Three-quarters of pregnant women didn’t know the signs of proper latch and the criteria for how to decide to offer one or both breasts at each feeding, and 86.5% did not demonstrate knowledge about lactation stimulation measures. Those findings are analogous to the results of other studies. In fact, Percegoni et al.  found that 61% and 79% of mothers, respectively, did not demonstrate knowledge about how to ensure the proper latch.
4.3. Lack of Knowledge Related to Complications
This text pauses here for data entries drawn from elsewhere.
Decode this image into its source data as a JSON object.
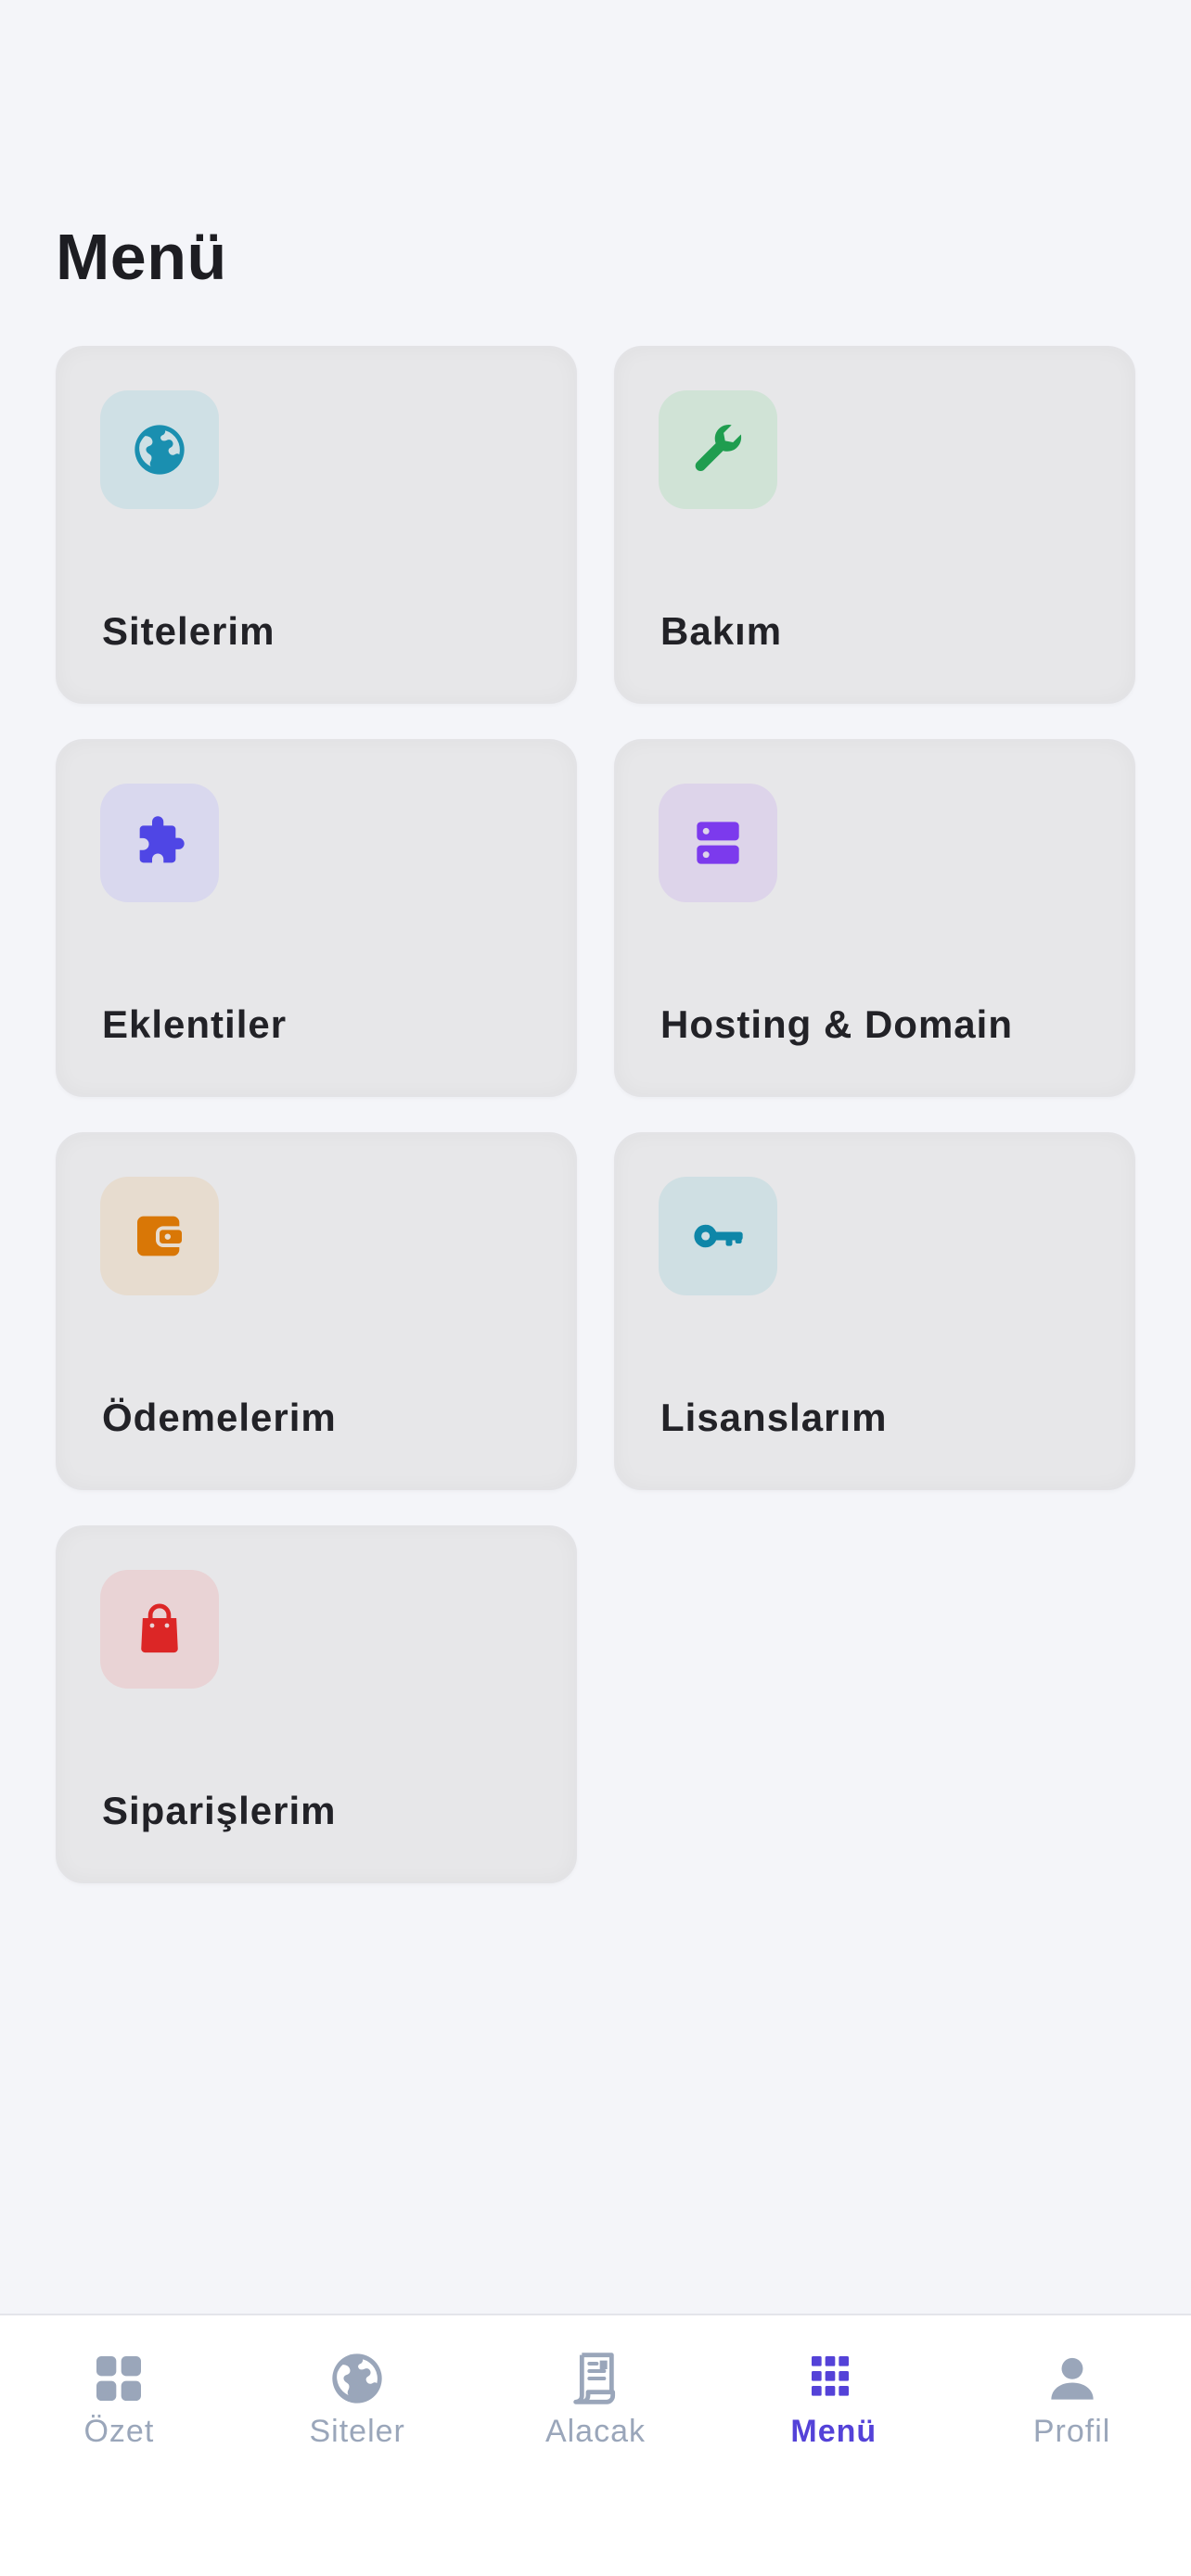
{
  "page": {
    "title": "Menü"
  },
  "menu": {
    "items": [
      {
        "label": "Sitelerim",
        "icon": "globe-icon",
        "color": "#1a8fb0",
        "tile": "#cfe0e5"
      },
      {
        "label": "Bakım",
        "icon": "wrench-icon",
        "color": "#1f9d4f",
        "tile": "#d0e3d6"
      },
      {
        "label": "Eklentiler",
        "icon": "puzzle-icon",
        "color": "#4f46e5",
        "tile": "#d9d8ee"
      },
      {
        "label": "Hosting & Domain",
        "icon": "server-icon",
        "color": "#7c3aed",
        "tile": "#ddd4ea"
      },
      {
        "label": "Ödemelerim",
        "icon": "wallet-icon",
        "color": "#d97706",
        "tile": "#e7dccf"
      },
      {
        "label": "Lisanslarım",
        "icon": "key-icon",
        "color": "#0e86a8",
        "tile": "#cfdfe3"
      },
      {
        "label": "Siparişlerim",
        "icon": "shopping-bag-icon",
        "color": "#dc2626",
        "tile": "#e9d3d5"
      }
    ]
  },
  "tabbar": {
    "active_color": "#5442d8",
    "inactive_color": "#9aa6ba",
    "tabs": [
      {
        "label": "Özet",
        "icon": "dashboard-grid-icon",
        "active": false
      },
      {
        "label": "Siteler",
        "icon": "globe-icon",
        "active": false
      },
      {
        "label": "Alacak",
        "icon": "receipt-icon",
        "active": false
      },
      {
        "label": "Menü",
        "icon": "apps-grid-icon",
        "active": true
      },
      {
        "label": "Profil",
        "icon": "person-icon",
        "active": false
      }
    ]
  }
}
The lack of knowledge, particularly about breastfeeding technique, about the intervals of feeding, and about the use pacifier and/or silicone nipples, with the consequent inability to ensure a proper latch, constitute risk factors for breastfeeding complications and consequent abandonment of breastfeeding. The evidence shows that a higher knowledge level about breastfeeding and complications management has the potential to lead to an increase in the duration of breastfeeding and to produce more positive perceptions about breastfeeding experience.
4.4. Profileof Knowledgeable Pregnant
In this study, the pregnant women who had demonstrated a higher knowledge level were the oldest, had higher education level, and had previous experience in breastfeeding. These findings were similar to the results of other studies.     
Berman  reported that pregnant women ranked breastfeeding fourth among content considered most important to learn during pregnancy. In the study, 60% of first-time mothers considered breastfeeding “very important”; however, among mothers who already had one child, only 28.2% considered “very important”. In this study, mothers with previous experience on breastfeeding were those who revealed higher knowledge level.
In this study, pregnant women revealed a reasonable level of breastfeeding knowledge. This result is similar to results reported in other studies. Chaudhary et al.  reported that mothers did not have adequate knowledge about the correct way to breastfeed. In other studies, the knowledge level was satisfactory (Senarath et al.) or fairly good (Radzniwan et al.)   Also, Kishore et al. (2009) stated that 39% of mothers had satisfactory breastfeeding knowledge.  Komarsson et al.  found that mothers demonstrated a good knowledge level about breastfeeding issues.
The majority of pregnant women in this study chose to breastfeed their babies, perhaps because of their knowledge about breastfeeding benefits for the child and mother. In fact, only 28.7% of the pregnant women revealed a lack of knowledge on this topic. Other authors have reported similar results. According to Zhou et al. (2010), the knowledge that “breastfeeding is better for the baby” was indicated as the main reason for breastfeeding (87%).  However, Radzniwan et al.  reported that more than 20% of mothers in their study were ignorant regarding breast milk protection against allergies, and 15% of mothers were not aware that breast milk is better than formula. Chaudhary et al.  reported in their study that only 25% had an idea about the importance of colostrum.
Based on the low breastfeeding knowledge level, the results of this study confirmed that mothers need to learn how to breastfeed their babies, and that the learning process should be initiated during pregnancy. The evidence has shown that antenatal education on breastfeeding has a positive effect on the duration of breastfeeding. Other studies corroborate those results, verifying that antenatal education has a positive impact on breastfeeding initiation and maintenance rates.  
Pregnant women revealed a significant lack of knowledge at the moment when it was assessed.
The expectant mothers more knowledgeable are the oldest, with higher education levels, cohabited with the father of the child, and those that already had another child and breastfeeding experience. The focus of care should emphasize on the younger, the first-time mothers and less well-educated women as particular vulnerable and poorer prepared groups concerning breastfeeding knowledge. The challenge is to prepare mothers to breastfeeding decisions and actions, beginning in pregnancy. Increasing pregnant women’ knowledge and confidence in their capacity to decide and act will contribute to mastery and breastfeeding success.